> [INSTRUCTIONS FOR THE TASK]: Without including any pictures, copy each entry below exactly.

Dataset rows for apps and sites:
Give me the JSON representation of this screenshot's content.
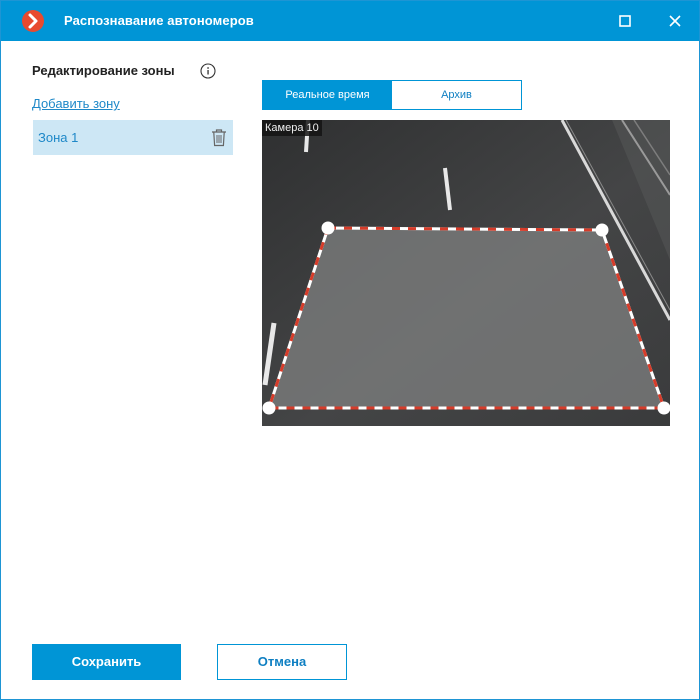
{
  "window": {
    "title": "Распознавание автономеров",
    "accent_color": "#0095d6"
  },
  "sidebar": {
    "section_title": "Редактирование зоны",
    "add_zone_label": "Добавить зону",
    "zones": [
      {
        "label": "Зона 1",
        "selected": true
      }
    ]
  },
  "tabs": [
    {
      "label": "Реальное время",
      "active": true
    },
    {
      "label": "Архив",
      "active": false
    }
  ],
  "video": {
    "camera_label": "Камера 10"
  },
  "footer": {
    "save_label": "Сохранить",
    "cancel_label": "Отмена"
  },
  "icons": {
    "app": "macroscop-logo-icon",
    "maximize": "maximize-icon",
    "close": "close-icon",
    "info": "info-icon",
    "delete": "trash-icon"
  }
}
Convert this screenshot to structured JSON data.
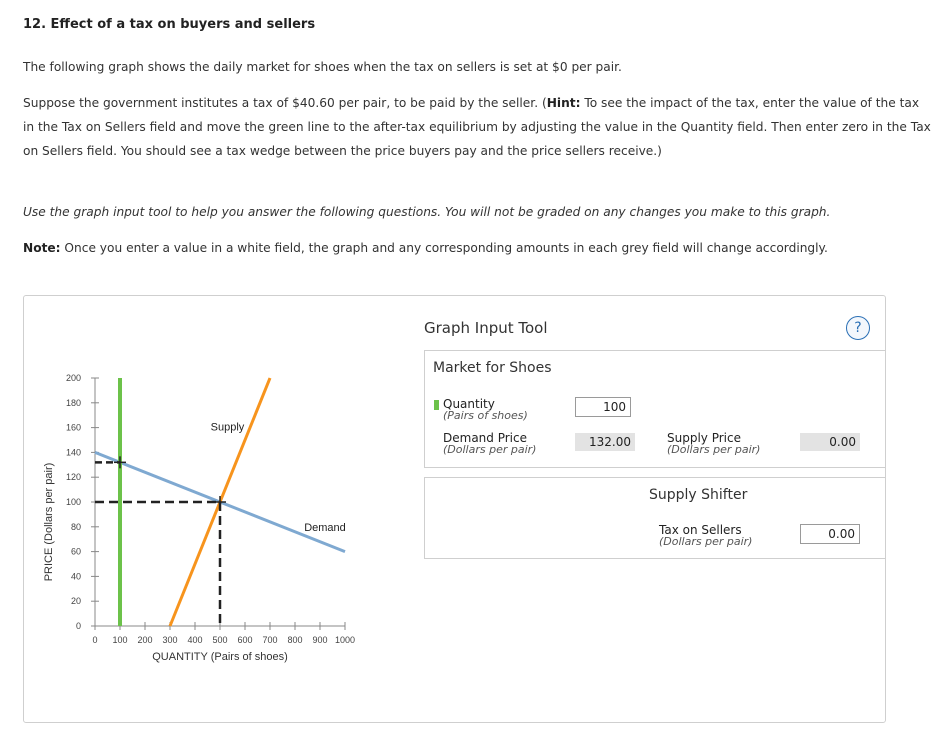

> [PROBLEM SOLUTION]:
Give me the JSON representation of this screenshot's content.
{
  "window": {
    "title": "Распознавание автономеров",
    "accent_color": "#0095d6"
  },
  "sidebar": {
    "section_title": "Редактирование зоны",
    "add_zone_label": "Добавить зону",
    "zones": [
      {
        "label": "Зона 1",
        "selected": true
      }
    ]
  },
  "tabs": [
    {
      "label": "Реальное время",
      "active": true
    },
    {
      "label": "Архив",
      "active": false
    }
  ],
  "video": {
    "camera_label": "Камера 10"
  },
  "footer": {
    "save_label": "Сохранить",
    "cancel_label": "Отмена"
  },
  "icons": {
    "app": "macroscop-logo-icon",
    "maximize": "maximize-icon",
    "close": "close-icon",
    "info": "info-icon",
    "delete": "trash-icon"
  }
}
Convert this screenshot to structured JSON data.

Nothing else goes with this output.